● Work instructions:
Copy out all of the entries, keeping every word the same.

Website and app data records
********************
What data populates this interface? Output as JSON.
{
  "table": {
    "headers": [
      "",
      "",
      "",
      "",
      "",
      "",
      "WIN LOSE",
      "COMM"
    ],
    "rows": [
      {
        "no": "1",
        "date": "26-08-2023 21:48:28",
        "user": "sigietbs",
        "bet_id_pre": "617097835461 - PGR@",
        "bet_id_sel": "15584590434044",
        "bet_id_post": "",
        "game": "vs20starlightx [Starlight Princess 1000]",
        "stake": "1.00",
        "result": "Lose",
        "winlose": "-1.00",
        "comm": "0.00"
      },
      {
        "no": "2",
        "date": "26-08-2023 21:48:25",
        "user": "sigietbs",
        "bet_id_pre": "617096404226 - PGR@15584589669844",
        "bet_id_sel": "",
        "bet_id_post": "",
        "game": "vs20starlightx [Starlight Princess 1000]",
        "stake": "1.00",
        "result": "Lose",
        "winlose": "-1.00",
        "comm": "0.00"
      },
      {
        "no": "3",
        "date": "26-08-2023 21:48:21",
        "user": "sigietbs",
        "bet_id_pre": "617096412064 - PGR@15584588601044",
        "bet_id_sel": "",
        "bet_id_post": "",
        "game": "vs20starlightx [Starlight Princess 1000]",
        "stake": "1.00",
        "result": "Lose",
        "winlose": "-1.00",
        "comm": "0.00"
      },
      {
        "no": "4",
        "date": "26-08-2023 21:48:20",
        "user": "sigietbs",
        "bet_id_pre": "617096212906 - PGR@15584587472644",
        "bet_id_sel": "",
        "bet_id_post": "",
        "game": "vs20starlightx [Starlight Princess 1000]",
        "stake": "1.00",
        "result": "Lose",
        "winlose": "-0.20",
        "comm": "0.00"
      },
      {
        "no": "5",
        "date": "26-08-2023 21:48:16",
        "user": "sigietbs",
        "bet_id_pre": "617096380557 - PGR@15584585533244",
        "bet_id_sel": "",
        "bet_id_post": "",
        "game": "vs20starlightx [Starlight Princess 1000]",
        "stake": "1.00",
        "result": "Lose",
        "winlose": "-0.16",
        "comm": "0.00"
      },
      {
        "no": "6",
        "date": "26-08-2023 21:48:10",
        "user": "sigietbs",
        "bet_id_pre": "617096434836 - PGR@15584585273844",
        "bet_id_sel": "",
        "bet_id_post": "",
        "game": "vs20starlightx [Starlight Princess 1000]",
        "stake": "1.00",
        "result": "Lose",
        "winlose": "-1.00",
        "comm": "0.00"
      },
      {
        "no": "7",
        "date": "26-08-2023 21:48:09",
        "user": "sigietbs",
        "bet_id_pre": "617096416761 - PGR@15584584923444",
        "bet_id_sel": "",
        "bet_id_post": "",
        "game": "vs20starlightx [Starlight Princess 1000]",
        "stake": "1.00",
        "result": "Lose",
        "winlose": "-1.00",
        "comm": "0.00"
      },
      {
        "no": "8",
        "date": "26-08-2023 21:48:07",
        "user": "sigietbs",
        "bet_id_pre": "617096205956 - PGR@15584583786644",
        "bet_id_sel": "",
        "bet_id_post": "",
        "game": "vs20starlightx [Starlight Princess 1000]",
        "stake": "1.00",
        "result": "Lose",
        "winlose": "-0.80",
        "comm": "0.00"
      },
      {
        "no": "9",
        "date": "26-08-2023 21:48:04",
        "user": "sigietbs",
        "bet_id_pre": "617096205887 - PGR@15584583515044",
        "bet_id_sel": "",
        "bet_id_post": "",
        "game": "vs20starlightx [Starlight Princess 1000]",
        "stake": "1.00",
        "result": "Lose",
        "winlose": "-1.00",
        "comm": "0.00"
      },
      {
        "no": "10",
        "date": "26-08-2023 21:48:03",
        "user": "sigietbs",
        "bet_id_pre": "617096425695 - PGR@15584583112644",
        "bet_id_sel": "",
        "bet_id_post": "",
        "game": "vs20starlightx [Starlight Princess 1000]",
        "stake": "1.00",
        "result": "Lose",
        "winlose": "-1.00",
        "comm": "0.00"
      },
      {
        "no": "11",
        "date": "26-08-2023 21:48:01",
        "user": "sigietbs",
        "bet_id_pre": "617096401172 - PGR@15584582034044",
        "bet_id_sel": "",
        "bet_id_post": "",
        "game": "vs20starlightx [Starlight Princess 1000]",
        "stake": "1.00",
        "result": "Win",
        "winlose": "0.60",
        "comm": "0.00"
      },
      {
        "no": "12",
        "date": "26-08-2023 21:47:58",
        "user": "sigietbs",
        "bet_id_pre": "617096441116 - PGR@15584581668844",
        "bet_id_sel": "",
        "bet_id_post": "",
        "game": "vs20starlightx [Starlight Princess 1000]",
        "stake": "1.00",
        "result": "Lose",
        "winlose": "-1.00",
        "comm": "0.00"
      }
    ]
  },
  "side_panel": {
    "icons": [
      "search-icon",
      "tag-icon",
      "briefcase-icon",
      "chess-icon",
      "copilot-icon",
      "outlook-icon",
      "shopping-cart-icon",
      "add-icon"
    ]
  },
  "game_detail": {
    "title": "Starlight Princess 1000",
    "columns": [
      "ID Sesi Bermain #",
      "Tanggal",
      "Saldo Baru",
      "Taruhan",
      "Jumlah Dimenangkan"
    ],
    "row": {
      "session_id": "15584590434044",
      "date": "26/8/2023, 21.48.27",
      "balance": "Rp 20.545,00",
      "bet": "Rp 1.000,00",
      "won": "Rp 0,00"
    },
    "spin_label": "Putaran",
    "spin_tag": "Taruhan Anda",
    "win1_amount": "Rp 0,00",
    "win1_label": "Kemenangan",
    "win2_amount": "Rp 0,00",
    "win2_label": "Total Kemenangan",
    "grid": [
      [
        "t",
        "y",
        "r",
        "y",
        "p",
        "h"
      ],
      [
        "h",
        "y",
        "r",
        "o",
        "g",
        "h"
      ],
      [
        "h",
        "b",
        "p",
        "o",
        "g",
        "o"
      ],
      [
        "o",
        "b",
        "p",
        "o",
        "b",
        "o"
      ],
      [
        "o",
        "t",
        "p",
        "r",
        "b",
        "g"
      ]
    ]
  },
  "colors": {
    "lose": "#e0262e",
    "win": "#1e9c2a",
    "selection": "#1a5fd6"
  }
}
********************
● Exercise result:
What data populates this interface? Output as JSON.
{
  "table": {
    "headers": [
      "",
      "",
      "",
      "",
      "",
      "",
      "WIN LOSE",
      "COMM"
    ],
    "rows": [
      {
        "no": "1",
        "date": "26-08-2023 21:48:28",
        "user": "sigietbs",
        "bet_id_pre": "617097835461 - PGR@",
        "bet_id_sel": "15584590434044",
        "bet_id_post": "",
        "game": "vs20starlightx [Starlight Princess 1000]",
        "stake": "1.00",
        "result": "Lose",
        "winlose": "-1.00",
        "comm": "0.00"
      },
      {
        "no": "2",
        "date": "26-08-2023 21:48:25",
        "user": "sigietbs",
        "bet_id_pre": "617096404226 - PGR@15584589669844",
        "bet_id_sel": "",
        "bet_id_post": "",
        "game": "vs20starlightx [Starlight Princess 1000]",
        "stake": "1.00",
        "result": "Lose",
        "winlose": "-1.00",
        "comm": "0.00"
      },
      {
        "no": "3",
        "date": "26-08-2023 21:48:21",
        "user": "sigietbs",
        "bet_id_pre": "617096412064 - PGR@15584588601044",
        "bet_id_sel": "",
        "bet_id_post": "",
        "game": "vs20starlightx [Starlight Princess 1000]",
        "stake": "1.00",
        "result": "Lose",
        "winlose": "-1.00",
        "comm": "0.00"
      },
      {
        "no": "4",
        "date": "26-08-2023 21:48:20",
        "user": "sigietbs",
        "bet_id_pre": "617096212906 - PGR@15584587472644",
        "bet_id_sel": "",
        "bet_id_post": "",
        "game": "vs20starlightx [Starlight Princess 1000]",
        "stake": "1.00",
        "result": "Lose",
        "winlose": "-0.20",
        "comm": "0.00"
      },
      {
        "no": "5",
        "date": "26-08-2023 21:48:16",
        "user": "sigietbs",
        "bet_id_pre": "617096380557 - PGR@15584585533244",
        "bet_id_sel": "",
        "bet_id_post": "",
        "game": "vs20starlightx [Starlight Princess 1000]",
        "stake": "1.00",
        "result": "Lose",
        "winlose": "-0.16",
        "comm": "0.00"
      },
      {
        "no": "6",
        "date": "26-08-2023 21:48:10",
        "user": "sigietbs",
        "bet_id_pre": "617096434836 - PGR@15584585273844",
        "bet_id_sel": "",
        "bet_id_post": "",
        "game": "vs20starlightx [Starlight Princess 1000]",
        "stake": "1.00",
        "result": "Lose",
        "winlose": "-1.00",
        "comm": "0.00"
      },
      {
        "no": "7",
        "date": "26-08-2023 21:48:09",
        "user": "sigietbs",
        "bet_id_pre": "617096416761 - PGR@15584584923444",
        "bet_id_sel": "",
        "bet_id_post": "",
        "game": "vs20starlightx [Starlight Princess 1000]",
        "stake": "1.00",
        "result": "Lose",
        "winlose": "-1.00",
        "comm": "0.00"
      },
      {
        "no": "8",
        "date": "26-08-2023 21:48:07",
        "user": "sigietbs",
        "bet_id_pre": "617096205956 - PGR@15584583786644",
        "bet_id_sel": "",
        "bet_id_post": "",
        "game": "vs20starlightx [Starlight Princess 1000]",
        "stake": "1.00",
        "result": "Lose",
        "winlose": "-0.80",
        "comm": "0.00"
      },
      {
        "no": "9",
        "date": "26-08-2023 21:48:04",
        "user": "sigietbs",
        "bet_id_pre": "617096205887 - PGR@15584583515044",
        "bet_id_sel": "",
        "bet_id_post": "",
        "game": "vs20starlightx [Starlight Princess 1000]",
        "stake": "1.00",
        "result": "Lose",
        "winlose": "-1.00",
        "comm": "0.00"
      },
      {
        "no": "10",
        "date": "26-08-2023 21:48:03",
        "user": "sigietbs",
        "bet_id_pre": "617096425695 - PGR@15584583112644",
        "bet_id_sel": "",
        "bet_id_post": "",
        "game": "vs20starlightx [Starlight Princess 1000]",
        "stake": "1.00",
        "result": "Lose",
        "winlose": "-1.00",
        "comm": "0.00"
      },
      {
        "no": "11",
        "date": "26-08-2023 21:48:01",
        "user": "sigietbs",
        "bet_id_pre": "617096401172 - PGR@15584582034044",
        "bet_id_sel": "",
        "bet_id_post": "",
        "game": "vs20starlightx [Starlight Princess 1000]",
        "stake": "1.00",
        "result": "Win",
        "winlose": "0.60",
        "comm": "0.00"
      },
      {
        "no": "12",
        "date": "26-08-2023 21:47:58",
        "user": "sigietbs",
        "bet_id_pre": "617096441116 - PGR@15584581668844",
        "bet_id_sel": "",
        "bet_id_post": "",
        "game": "vs20starlightx [Starlight Princess 1000]",
        "stake": "1.00",
        "result": "Lose",
        "winlose": "-1.00",
        "comm": "0.00"
      }
    ]
  },
  "side_panel": {
    "icons": [
      "search-icon",
      "tag-icon",
      "briefcase-icon",
      "chess-icon",
      "copilot-icon",
      "outlook-icon",
      "shopping-cart-icon",
      "add-icon"
    ]
  },
  "game_detail": {
    "title": "Starlight Princess 1000",
    "columns": [
      "ID Sesi Bermain #",
      "Tanggal",
      "Saldo Baru",
      "Taruhan",
      "Jumlah Dimenangkan"
    ],
    "row": {
      "session_id": "15584590434044",
      "date": "26/8/2023, 21.48.27",
      "balance": "Rp 20.545,00",
      "bet": "Rp 1.000,00",
      "won": "Rp 0,00"
    },
    "spin_label": "Putaran",
    "spin_tag": "Taruhan Anda",
    "win1_amount": "Rp 0,00",
    "win1_label": "Kemenangan",
    "win2_amount": "Rp 0,00",
    "win2_label": "Total Kemenangan",
    "grid": [
      [
        "t",
        "y",
        "r",
        "y",
        "p",
        "h"
      ],
      [
        "h",
        "y",
        "r",
        "o",
        "g",
        "h"
      ],
      [
        "h",
        "b",
        "p",
        "o",
        "g",
        "o"
      ],
      [
        "o",
        "b",
        "p",
        "o",
        "b",
        "o"
      ],
      [
        "o",
        "t",
        "p",
        "r",
        "b",
        "g"
      ]
    ]
  },
  "colors": {
    "lose": "#e0262e",
    "win": "#1e9c2a",
    "selection": "#1a5fd6"
  }
}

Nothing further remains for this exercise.